WHAT NEEDS TO BE DONE: Only lines holding "مساوی" are wanted; copy each of them from the records below.

EXERCISE INPUT:

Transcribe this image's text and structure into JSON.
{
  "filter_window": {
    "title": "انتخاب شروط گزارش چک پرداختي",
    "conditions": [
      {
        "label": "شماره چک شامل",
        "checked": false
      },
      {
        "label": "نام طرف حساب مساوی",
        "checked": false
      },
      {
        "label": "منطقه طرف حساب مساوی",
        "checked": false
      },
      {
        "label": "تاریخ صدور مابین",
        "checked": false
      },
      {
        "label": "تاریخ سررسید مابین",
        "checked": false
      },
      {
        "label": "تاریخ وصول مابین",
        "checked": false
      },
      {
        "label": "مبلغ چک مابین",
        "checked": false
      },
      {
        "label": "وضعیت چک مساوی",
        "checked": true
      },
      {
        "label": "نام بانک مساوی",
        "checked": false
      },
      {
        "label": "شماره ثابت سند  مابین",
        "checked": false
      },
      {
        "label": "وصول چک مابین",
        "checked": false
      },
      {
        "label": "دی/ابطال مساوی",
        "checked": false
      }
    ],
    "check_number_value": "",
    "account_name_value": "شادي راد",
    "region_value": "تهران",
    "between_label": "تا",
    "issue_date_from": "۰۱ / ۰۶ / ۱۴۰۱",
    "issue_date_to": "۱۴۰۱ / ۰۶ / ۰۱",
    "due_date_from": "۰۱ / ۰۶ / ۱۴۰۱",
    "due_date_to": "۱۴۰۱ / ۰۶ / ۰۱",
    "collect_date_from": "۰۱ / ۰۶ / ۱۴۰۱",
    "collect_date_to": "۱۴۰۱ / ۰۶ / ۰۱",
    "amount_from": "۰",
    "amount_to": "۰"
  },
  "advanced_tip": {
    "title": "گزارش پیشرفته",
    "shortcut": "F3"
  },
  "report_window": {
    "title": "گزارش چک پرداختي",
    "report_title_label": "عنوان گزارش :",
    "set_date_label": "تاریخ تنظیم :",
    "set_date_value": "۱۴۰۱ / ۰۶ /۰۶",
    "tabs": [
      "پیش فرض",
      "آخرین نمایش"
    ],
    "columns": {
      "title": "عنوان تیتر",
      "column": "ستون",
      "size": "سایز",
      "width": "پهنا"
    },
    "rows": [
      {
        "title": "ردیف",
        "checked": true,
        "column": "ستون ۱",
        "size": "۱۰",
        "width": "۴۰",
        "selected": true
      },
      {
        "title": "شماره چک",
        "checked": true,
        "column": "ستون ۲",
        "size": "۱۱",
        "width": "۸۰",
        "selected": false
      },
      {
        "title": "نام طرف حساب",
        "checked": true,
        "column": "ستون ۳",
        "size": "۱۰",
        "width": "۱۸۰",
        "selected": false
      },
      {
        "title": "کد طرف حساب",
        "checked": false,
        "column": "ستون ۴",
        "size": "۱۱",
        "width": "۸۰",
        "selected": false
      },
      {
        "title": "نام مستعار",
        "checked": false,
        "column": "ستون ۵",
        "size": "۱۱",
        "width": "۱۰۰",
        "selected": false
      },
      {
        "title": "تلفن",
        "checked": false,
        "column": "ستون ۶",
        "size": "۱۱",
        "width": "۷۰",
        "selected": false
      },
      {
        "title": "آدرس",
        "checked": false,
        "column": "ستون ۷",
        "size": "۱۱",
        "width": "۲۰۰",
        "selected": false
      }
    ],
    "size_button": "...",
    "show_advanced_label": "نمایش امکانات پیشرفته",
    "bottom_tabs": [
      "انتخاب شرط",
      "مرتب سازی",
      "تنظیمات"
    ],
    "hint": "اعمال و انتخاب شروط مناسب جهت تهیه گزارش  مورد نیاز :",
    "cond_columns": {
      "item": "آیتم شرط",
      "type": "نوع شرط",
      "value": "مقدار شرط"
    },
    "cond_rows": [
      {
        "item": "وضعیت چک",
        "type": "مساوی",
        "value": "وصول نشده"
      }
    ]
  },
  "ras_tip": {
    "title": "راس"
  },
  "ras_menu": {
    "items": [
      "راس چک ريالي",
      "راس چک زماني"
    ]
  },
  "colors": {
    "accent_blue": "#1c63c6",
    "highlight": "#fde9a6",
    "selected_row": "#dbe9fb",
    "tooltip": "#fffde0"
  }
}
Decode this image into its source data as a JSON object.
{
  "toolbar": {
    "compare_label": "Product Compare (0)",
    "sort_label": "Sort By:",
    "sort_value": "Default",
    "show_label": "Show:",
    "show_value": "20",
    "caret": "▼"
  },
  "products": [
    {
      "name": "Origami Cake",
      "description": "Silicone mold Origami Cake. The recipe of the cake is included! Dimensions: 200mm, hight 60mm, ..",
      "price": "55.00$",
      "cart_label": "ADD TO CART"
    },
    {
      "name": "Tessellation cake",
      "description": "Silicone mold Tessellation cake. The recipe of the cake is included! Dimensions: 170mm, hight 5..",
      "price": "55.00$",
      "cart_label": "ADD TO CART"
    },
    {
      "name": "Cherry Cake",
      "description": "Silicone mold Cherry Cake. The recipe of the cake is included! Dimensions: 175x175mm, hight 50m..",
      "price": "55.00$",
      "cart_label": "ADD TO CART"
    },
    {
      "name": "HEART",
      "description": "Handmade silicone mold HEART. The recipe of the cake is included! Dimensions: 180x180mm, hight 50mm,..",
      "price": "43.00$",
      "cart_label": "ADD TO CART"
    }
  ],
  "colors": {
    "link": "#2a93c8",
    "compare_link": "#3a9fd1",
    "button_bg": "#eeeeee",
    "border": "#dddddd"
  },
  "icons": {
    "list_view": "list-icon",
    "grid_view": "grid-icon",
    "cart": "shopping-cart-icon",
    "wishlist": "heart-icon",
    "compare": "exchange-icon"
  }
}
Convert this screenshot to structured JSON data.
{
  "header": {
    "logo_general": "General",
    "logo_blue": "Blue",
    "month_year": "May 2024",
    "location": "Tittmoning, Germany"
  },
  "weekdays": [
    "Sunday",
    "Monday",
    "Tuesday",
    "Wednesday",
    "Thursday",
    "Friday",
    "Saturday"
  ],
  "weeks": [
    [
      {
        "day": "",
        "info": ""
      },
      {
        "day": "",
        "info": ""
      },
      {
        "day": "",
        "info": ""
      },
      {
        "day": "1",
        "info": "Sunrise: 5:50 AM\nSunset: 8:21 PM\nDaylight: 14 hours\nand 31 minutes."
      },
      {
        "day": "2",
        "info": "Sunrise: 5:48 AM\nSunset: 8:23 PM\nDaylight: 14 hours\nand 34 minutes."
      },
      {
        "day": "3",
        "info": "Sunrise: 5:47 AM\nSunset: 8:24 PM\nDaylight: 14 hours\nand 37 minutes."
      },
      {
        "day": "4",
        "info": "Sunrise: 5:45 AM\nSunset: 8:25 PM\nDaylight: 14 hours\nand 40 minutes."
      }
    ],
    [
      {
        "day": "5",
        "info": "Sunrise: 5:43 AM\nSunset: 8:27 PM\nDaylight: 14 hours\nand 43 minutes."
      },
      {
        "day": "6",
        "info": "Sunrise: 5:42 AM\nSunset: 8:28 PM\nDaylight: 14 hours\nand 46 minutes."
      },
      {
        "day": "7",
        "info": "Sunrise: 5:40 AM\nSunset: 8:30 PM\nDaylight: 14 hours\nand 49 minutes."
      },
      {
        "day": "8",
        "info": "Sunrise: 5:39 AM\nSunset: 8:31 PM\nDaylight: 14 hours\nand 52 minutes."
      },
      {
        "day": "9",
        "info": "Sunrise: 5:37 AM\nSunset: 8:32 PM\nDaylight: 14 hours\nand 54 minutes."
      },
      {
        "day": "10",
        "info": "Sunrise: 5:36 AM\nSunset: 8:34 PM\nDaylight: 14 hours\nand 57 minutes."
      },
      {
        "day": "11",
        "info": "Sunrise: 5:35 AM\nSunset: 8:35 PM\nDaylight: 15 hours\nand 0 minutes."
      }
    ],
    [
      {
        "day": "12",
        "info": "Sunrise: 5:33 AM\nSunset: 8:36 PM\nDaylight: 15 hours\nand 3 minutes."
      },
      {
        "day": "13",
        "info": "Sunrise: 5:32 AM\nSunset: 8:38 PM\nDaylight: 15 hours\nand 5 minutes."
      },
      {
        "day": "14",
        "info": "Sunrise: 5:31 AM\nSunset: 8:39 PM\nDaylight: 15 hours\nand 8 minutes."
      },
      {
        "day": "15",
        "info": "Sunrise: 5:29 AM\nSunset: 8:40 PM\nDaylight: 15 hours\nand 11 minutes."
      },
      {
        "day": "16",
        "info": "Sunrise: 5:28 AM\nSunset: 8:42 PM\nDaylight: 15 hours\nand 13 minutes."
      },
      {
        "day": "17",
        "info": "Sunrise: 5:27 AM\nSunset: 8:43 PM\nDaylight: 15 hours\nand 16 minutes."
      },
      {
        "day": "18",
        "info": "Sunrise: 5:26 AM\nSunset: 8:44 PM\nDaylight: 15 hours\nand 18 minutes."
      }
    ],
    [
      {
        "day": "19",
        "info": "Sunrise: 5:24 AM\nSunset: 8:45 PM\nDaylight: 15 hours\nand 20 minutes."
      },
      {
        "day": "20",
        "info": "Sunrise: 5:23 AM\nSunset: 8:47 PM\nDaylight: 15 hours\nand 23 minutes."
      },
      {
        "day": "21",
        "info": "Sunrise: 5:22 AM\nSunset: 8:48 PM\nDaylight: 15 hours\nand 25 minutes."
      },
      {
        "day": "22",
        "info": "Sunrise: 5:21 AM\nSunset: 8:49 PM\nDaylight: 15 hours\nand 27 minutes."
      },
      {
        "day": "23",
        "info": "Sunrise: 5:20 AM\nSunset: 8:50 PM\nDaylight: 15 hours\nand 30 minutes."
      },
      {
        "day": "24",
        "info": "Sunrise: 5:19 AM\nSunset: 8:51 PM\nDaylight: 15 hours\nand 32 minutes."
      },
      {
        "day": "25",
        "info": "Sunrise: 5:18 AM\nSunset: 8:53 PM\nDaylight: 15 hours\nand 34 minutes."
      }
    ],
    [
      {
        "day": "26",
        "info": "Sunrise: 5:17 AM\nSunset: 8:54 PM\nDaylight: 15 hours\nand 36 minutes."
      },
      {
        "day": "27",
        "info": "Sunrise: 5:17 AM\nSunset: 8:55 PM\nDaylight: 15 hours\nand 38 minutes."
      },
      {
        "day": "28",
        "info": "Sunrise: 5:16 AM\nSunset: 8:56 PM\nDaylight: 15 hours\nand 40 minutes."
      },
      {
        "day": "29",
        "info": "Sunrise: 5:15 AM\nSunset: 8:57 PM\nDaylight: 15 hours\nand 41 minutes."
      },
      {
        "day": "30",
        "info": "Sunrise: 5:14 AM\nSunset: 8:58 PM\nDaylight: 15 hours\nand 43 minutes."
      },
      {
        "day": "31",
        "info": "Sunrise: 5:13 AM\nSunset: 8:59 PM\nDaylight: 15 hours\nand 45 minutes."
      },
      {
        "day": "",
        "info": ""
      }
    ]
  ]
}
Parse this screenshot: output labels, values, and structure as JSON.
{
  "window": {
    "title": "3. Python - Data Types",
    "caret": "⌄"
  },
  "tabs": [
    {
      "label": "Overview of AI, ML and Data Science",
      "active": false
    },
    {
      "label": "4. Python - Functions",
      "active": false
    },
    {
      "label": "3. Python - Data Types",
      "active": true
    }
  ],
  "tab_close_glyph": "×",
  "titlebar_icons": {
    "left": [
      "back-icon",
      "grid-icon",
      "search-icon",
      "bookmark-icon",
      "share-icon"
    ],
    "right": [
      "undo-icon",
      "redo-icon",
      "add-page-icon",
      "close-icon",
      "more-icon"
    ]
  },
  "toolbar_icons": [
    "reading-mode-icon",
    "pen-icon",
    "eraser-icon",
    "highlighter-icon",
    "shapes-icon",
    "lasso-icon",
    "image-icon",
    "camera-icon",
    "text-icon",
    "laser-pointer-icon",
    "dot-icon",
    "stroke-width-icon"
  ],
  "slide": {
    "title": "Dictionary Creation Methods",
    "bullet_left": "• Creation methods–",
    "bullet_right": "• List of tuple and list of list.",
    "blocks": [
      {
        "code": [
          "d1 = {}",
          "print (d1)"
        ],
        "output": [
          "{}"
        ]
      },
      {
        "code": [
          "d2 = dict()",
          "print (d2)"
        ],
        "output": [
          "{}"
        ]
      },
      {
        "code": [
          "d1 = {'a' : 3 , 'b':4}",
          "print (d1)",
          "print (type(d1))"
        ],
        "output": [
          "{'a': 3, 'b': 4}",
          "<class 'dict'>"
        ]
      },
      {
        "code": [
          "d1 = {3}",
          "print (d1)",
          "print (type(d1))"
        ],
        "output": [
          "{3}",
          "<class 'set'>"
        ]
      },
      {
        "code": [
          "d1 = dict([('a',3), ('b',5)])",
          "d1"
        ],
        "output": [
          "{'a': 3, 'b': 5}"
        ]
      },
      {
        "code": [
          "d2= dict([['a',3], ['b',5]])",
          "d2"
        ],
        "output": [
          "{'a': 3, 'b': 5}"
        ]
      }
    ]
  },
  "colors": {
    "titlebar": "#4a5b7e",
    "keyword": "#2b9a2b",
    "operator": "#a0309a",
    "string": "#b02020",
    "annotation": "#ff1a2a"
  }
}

EXERCISE RESPONSE:
        "label": "نام طرف حساب مساوی",
        "label": "منطقه طرف حساب مساوی",
        "label": "وضعیت چک مساوی",
        "label": "نام بانک مساوی",
        "label": "دی/ابطال مساوی",
        "type": "مساوی",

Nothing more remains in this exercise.